### [Assignment]
Please retype all the records below exactly as they read.

### [Material provided]
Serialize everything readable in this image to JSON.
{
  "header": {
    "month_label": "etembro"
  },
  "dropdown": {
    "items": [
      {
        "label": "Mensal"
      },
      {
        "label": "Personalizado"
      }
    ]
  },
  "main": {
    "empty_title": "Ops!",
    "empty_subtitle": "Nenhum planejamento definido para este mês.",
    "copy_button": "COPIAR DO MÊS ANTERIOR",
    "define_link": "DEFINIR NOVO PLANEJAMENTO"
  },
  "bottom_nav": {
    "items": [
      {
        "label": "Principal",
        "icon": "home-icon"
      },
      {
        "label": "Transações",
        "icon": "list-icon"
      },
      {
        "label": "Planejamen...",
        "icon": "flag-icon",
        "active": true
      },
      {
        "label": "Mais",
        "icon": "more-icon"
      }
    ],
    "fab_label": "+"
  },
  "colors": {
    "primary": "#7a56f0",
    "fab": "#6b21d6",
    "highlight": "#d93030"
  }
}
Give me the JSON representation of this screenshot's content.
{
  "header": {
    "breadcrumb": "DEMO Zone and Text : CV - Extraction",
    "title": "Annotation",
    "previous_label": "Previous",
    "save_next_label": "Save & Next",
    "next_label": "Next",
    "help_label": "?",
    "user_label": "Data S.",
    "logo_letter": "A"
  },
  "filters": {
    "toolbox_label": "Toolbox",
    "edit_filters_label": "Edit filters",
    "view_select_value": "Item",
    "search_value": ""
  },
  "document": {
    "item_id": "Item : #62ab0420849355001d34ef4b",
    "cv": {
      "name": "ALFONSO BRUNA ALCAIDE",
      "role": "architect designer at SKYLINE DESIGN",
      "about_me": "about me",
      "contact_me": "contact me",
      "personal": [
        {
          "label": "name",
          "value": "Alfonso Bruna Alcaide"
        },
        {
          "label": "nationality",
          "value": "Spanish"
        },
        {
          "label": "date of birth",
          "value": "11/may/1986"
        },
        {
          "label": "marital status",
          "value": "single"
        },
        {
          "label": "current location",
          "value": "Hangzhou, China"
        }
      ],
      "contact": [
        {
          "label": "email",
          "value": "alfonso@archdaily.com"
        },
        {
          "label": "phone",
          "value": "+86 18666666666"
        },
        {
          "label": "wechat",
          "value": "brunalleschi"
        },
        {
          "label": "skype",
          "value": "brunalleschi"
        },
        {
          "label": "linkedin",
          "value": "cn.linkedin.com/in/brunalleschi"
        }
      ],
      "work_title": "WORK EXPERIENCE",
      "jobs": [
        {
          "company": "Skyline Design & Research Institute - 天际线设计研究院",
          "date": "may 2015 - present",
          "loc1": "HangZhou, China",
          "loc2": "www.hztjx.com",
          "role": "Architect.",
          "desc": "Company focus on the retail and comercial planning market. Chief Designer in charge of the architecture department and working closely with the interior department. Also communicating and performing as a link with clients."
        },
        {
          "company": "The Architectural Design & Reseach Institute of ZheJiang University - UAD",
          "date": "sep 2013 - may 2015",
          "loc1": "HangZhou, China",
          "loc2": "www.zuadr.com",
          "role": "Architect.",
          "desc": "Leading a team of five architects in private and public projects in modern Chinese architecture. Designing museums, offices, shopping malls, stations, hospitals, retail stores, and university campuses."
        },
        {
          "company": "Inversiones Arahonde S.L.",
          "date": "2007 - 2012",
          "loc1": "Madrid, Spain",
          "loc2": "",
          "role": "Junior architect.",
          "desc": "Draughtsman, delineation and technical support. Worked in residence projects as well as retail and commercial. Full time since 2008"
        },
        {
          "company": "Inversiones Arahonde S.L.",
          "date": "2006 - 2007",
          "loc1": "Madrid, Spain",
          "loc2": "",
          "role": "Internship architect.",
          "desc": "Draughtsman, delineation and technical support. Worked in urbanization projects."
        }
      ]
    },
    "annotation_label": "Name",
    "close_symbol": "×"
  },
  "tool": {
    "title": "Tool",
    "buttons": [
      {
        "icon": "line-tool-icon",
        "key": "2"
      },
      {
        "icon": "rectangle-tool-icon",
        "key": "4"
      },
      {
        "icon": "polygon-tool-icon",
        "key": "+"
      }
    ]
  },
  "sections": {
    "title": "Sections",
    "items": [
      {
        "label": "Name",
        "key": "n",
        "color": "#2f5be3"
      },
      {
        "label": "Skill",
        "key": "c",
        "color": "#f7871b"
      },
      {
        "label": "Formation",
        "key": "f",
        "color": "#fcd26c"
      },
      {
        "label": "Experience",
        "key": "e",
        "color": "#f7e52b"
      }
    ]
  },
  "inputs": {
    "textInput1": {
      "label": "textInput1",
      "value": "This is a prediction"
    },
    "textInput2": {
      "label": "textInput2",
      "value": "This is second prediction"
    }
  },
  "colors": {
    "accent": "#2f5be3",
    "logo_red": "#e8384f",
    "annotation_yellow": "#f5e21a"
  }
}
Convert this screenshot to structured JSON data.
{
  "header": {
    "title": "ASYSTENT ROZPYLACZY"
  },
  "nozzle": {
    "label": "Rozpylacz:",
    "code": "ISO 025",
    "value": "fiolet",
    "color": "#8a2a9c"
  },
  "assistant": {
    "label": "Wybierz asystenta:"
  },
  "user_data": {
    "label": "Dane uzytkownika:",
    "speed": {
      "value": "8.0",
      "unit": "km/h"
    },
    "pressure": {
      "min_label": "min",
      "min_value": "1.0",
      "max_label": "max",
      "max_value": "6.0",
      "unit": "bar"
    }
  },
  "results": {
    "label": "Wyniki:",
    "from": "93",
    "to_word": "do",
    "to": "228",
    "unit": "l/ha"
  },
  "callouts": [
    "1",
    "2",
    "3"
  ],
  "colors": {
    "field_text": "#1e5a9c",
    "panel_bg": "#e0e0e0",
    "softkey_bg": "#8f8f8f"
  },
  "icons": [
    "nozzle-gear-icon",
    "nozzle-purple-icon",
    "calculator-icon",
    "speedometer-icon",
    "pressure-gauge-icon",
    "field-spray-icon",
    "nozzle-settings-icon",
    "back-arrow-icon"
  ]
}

### [Result]
Serialize everything readable in this image to JSON.
{
  "header": {
    "month_label": "etembro"
  },
  "dropdown": {
    "items": [
      {
        "label": "Mensal"
      },
      {
        "label": "Personalizado"
      }
    ]
  },
  "main": {
    "empty_title": "Ops!",
    "empty_subtitle": "Nenhum planejamento definido para este mês.",
    "copy_button": "COPIAR DO MÊS ANTERIOR",
    "define_link": "DEFINIR NOVO PLANEJAMENTO"
  },
  "bottom_nav": {
    "items": [
      {
        "label": "Principal",
        "icon": "home-icon"
      },
      {
        "label": "Transações",
        "icon": "list-icon"
      },
      {
        "label": "Planejamen...",
        "icon": "flag-icon",
        "active": true
      },
      {
        "label": "Mais",
        "icon": "more-icon"
      }
    ],
    "fab_label": "+"
  },
  "colors": {
    "primary": "#7a56f0",
    "fab": "#6b21d6",
    "highlight": "#d93030"
  }
}
Give me the JSON representation of this screenshot's content.
{
  "header": {
    "breadcrumb": "DEMO Zone and Text : CV - Extraction",
    "title": "Annotation",
    "previous_label": "Previous",
    "save_next_label": "Save & Next",
    "next_label": "Next",
    "help_label": "?",
    "user_label": "Data S.",
    "logo_letter": "A"
  },
  "filters": {
    "toolbox_label": "Toolbox",
    "edit_filters_label": "Edit filters",
    "view_select_value": "Item",
    "search_value": ""
  },
  "document": {
    "item_id": "Item : #62ab0420849355001d34ef4b",
    "cv": {
      "name": "ALFONSO BRUNA ALCAIDE",
      "role": "architect designer at SKYLINE DESIGN",
      "about_me": "about me",
      "contact_me": "contact me",
      "personal": [
        {
          "label": "name",
          "value": "Alfonso Bruna Alcaide"
        },
        {
          "label": "nationality",
          "value": "Spanish"
        },
        {
          "label": "date of birth",
          "value": "11/may/1986"
        },
        {
          "label": "marital status",
          "value": "single"
        },
        {
          "label": "current location",
          "value": "Hangzhou, China"
        }
      ],
      "contact": [
        {
          "label": "email",
          "value": "alfonso@archdaily.com"
        },
        {
          "label": "phone",
          "value": "+86 18666666666"
        },
        {
          "label": "wechat",
          "value": "brunalleschi"
        },
        {
          "label": "skype",
          "value": "brunalleschi"
        },
        {
          "label": "linkedin",
          "value": "cn.linkedin.com/in/brunalleschi"
        }
      ],
      "work_title": "WORK EXPERIENCE",
      "jobs": [
        {
          "company": "Skyline Design & Research Institute - 天际线设计研究院",
          "date": "may 2015 - present",
          "loc1": "HangZhou, China",
          "loc2": "www.hztjx.com",
          "role": "Architect.",
          "desc": "Company focus on the retail and comercial planning market. Chief Designer in charge of the architecture department and working closely with the interior department. Also communicating and performing as a link with clients."
        },
        {
          "company": "The Architectural Design & Reseach Institute of ZheJiang University - UAD",
          "date": "sep 2013 - may 2015",
          "loc1": "HangZhou, China",
          "loc2": "www.zuadr.com",
          "role": "Architect.",
          "desc": "Leading a team of five architects in private and public projects in modern Chinese architecture. Designing museums, offices, shopping malls, stations, hospitals, retail stores, and university campuses."
        },
        {
          "company": "Inversiones Arahonde S.L.",
          "date": "2007 - 2012",
          "loc1": "Madrid, Spain",
          "loc2": "",
          "role": "Junior architect.",
          "desc": "Draughtsman, delineation and technical support. Worked in residence projects as well as retail and commercial. Full time since 2008"
        },
        {
          "company": "Inversiones Arahonde S.L.",
          "date": "2006 - 2007",
          "loc1": "Madrid, Spain",
          "loc2": "",
          "role": "Internship architect.",
          "desc": "Draughtsman, delineation and technical support. Worked in urbanization projects."
        }
      ]
    },
    "annotation_label": "Name",
    "close_symbol": "×"
  },
  "tool": {
    "title": "Tool",
    "buttons": [
      {
        "icon": "line-tool-icon",
        "key": "2"
      },
      {
        "icon": "rectangle-tool-icon",
        "key": "4"
      },
      {
        "icon": "polygon-tool-icon",
        "key": "+"
      }
    ]
  },
  "sections": {
    "title": "Sections",
    "items": [
      {
        "label": "Name",
        "key": "n",
        "color": "#2f5be3"
      },
      {
        "label": "Skill",
        "key": "c",
        "color": "#f7871b"
      },
      {
        "label": "Formation",
        "key": "f",
        "color": "#fcd26c"
      },
      {
        "label": "Experience",
        "key": "e",
        "color": "#f7e52b"
      }
    ]
  },
  "inputs": {
    "textInput1": {
      "label": "textInput1",
      "value": "This is a prediction"
    },
    "textInput2": {
      "label": "textInput2",
      "value": "This is second prediction"
    }
  },
  "colors": {
    "accent": "#2f5be3",
    "logo_red": "#e8384f",
    "annotation_yellow": "#f5e21a"
  }
}
Convert this screenshot to structured JSON data.
{
  "header": {
    "title": "ASYSTENT ROZPYLACZY"
  },
  "nozzle": {
    "label": "Rozpylacz:",
    "code": "ISO 025",
    "value": "fiolet",
    "color": "#8a2a9c"
  },
  "assistant": {
    "label": "Wybierz asystenta:"
  },
  "user_data": {
    "label": "Dane uzytkownika:",
    "speed": {
      "value": "8.0",
      "unit": "km/h"
    },
    "pressure": {
      "min_label": "min",
      "min_value": "1.0",
      "max_label": "max",
      "max_value": "6.0",
      "unit": "bar"
    }
  },
  "results": {
    "label": "Wyniki:",
    "from": "93",
    "to_word": "do",
    "to": "228",
    "unit": "l/ha"
  },
  "callouts": [
    "1",
    "2",
    "3"
  ],
  "colors": {
    "field_text": "#1e5a9c",
    "panel_bg": "#e0e0e0",
    "softkey_bg": "#8f8f8f"
  },
  "icons": [
    "nozzle-gear-icon",
    "nozzle-purple-icon",
    "calculator-icon",
    "speedometer-icon",
    "pressure-gauge-icon",
    "field-spray-icon",
    "nozzle-settings-icon",
    "back-arrow-icon"
  ]
}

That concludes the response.